Indian P.M. highlights decision to ‘manage our differences and not to allow them to become disputes’
India’s Prime Minister Narendra Modi said on Saturday that his summit with Chinese leader Xi Jinping would launch a “new era” between the neighbors who are seeking to overcome troublesome differences.
Modi and Xi strolled along a pristine Bay of Bengal beach and held one-on-one talks overlooking the ocean before their delegations sat down to official negotiations at the historic resort town of Mahbalipuram, south of Chennai.
The two leaders are meeting for the second time in a year in a bid to ease tensions over border disputes, the troubled Kashmir region and China’s domination of trade between their huge economies.
Modi said a summit in the Chinese city of Wuhan last year “gave increased stability and fresh momentum to our relationship.” While launching formal talks, he added: “Our Chennai vision today has launched a new era of cooperation between our two countries.”
Modi highlighted how the two had agreed last year to “prudently manage our differences and not to allow them to become disputes.” They agreed to “remain sensitive to each other’s concerns” so the relationship “will be a source of peace and stability in the world. All these are our big achievements and inspire us to work harder.”
Modi did not mention the irritations between the two sides, saying only that he and Xi had “discussed important bilateral and global issues.”

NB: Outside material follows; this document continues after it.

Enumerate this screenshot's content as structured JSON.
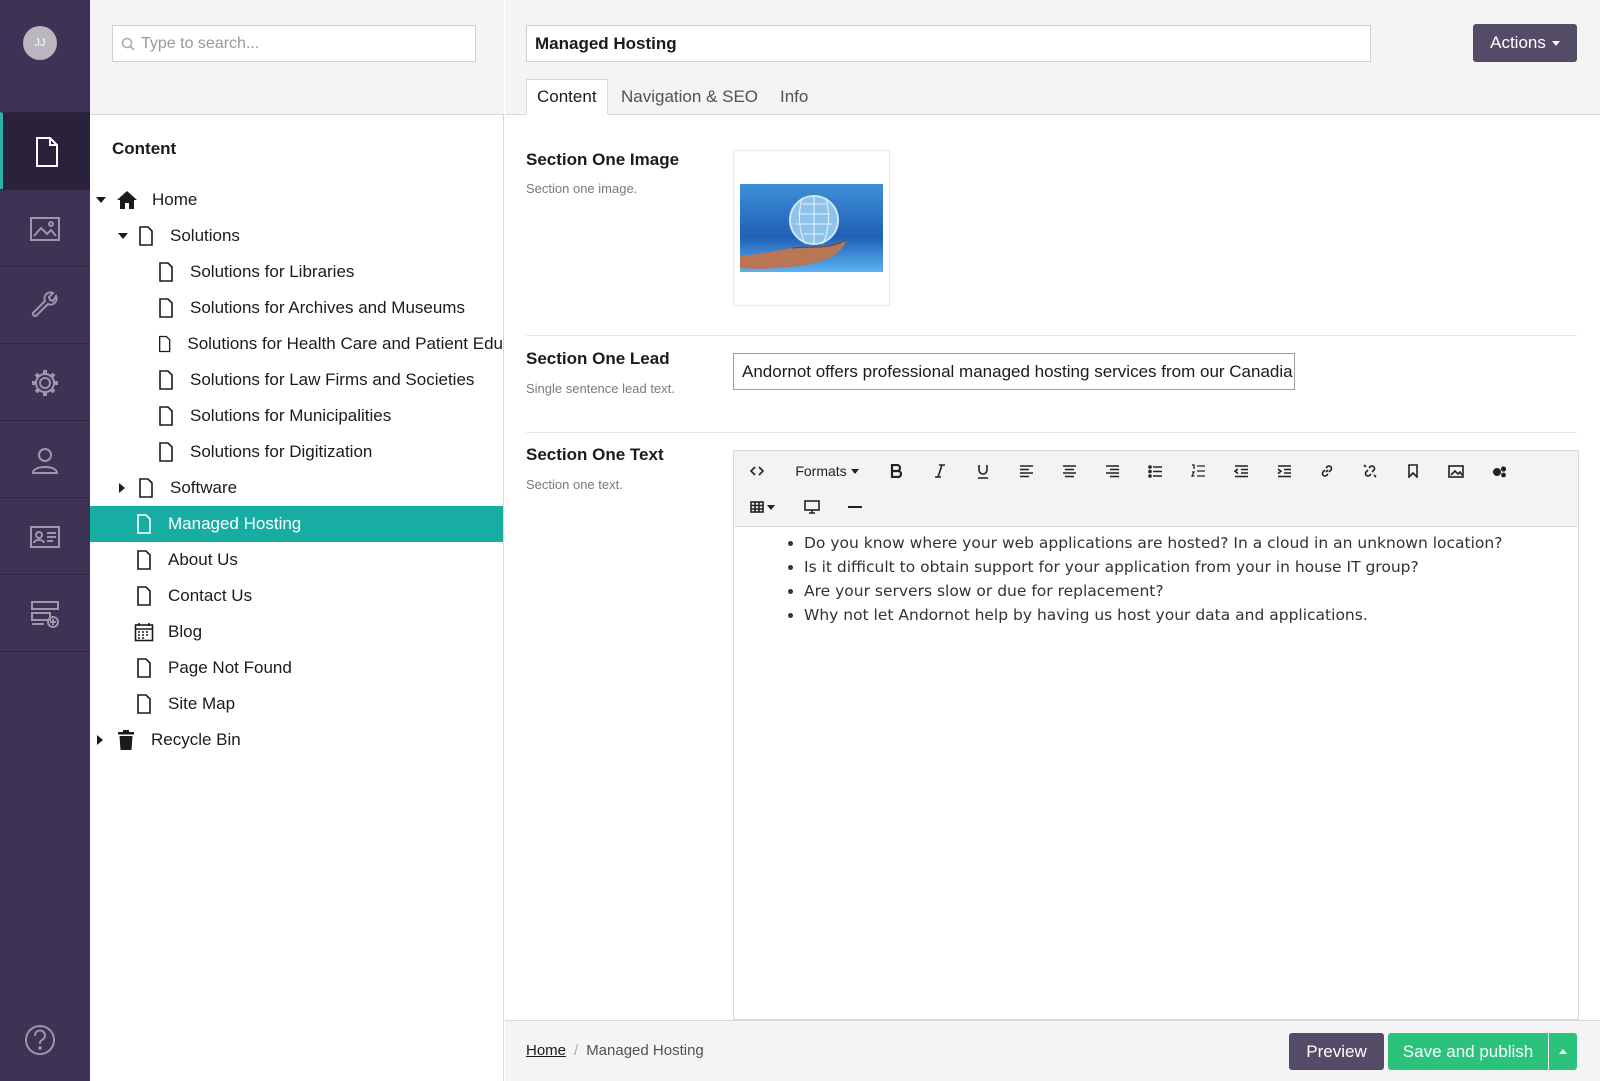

The buildup to the summit has been dominated by India’s move in August to end the autonomous status of Jammu and Kashmir state. Changes ordered by the New Delhi government will see Kashmir’s Ladakh region—part of which is claimed by Beijing—turned into a separate Indian administrative territory.
India has moved closer to the United States and its allies in seeking a counter-weight to China’s growing military shadow in the Asia-Pacific region. It has been infuriated by China’s diplomatic backing for Pakistan, which controls a large chunk of Muslim-majority Kashmir. The Himalayan region has been a longstanding source of conflict between India and Pakistan.
But at talks on Friday, the leaders acknowledged the common fight against “terrorism,” Indian Foreign Secretary Vijay Gokhale said.
Modi and Xi said “that radicalization was a matter of concern to both, and that both would work together to see that radicalization and terrorism did not affect the fabric of our multicultural, multi-ethnic, multi-religious societies,” Gokhale told reporters.
China made no immediate comment on the summit. But the official Xinhua news agency said Xi received a “warm welcome” from Modi and they agreed their countries “should respect and learn from each other so as to jointly achieve common development and prosperity.”
Modern rivalry between India and China—which each have populations of more than 1.3 billion people—dates back decades. They went to war in 1962 over disputed Himalayan territory and other border standoffs remain.
The Dalai Lama, the Tibetan spiritual leader and long an aggravation for China, is based at Dharamsala in northern India.
Indian police detained Tibetan students to prevent any protests during Xi’s visit.
Part of Beijing’s Belt and Road mega-infrastructure program is planned in Pakistan-administered Kashmir, and Xi held talks with Prime Minister Imran Khan in Beijing just two days before meeting Modi. When Xi said he supports Pakistan’s “legitimate rights,” India’s foreign ministry thundered that it was “not for other countries to comment on the internal affairs of India.”
On commerce, India and China are both facing a protectionist U.S. and want greater access to each other’s markets. India in particular is concerned by China’s $57 billion surplus in their joint trade.
Gokhale said the leaders talked about enhancing trade and investment, “and this also obviously included the issue of the trade deficit.”
China in turn wants India to ignore Western security concerns on telecoms giant Huawei—already a big player in the Indian mobile sector—so that it can be a key part of India’s transformation to 5G communications. Huawei’s “contribution to India’s economic and social development is obvious to all,” China’s foreign ministry said this week, calling on India to make “independent and objective judgments and decisions.”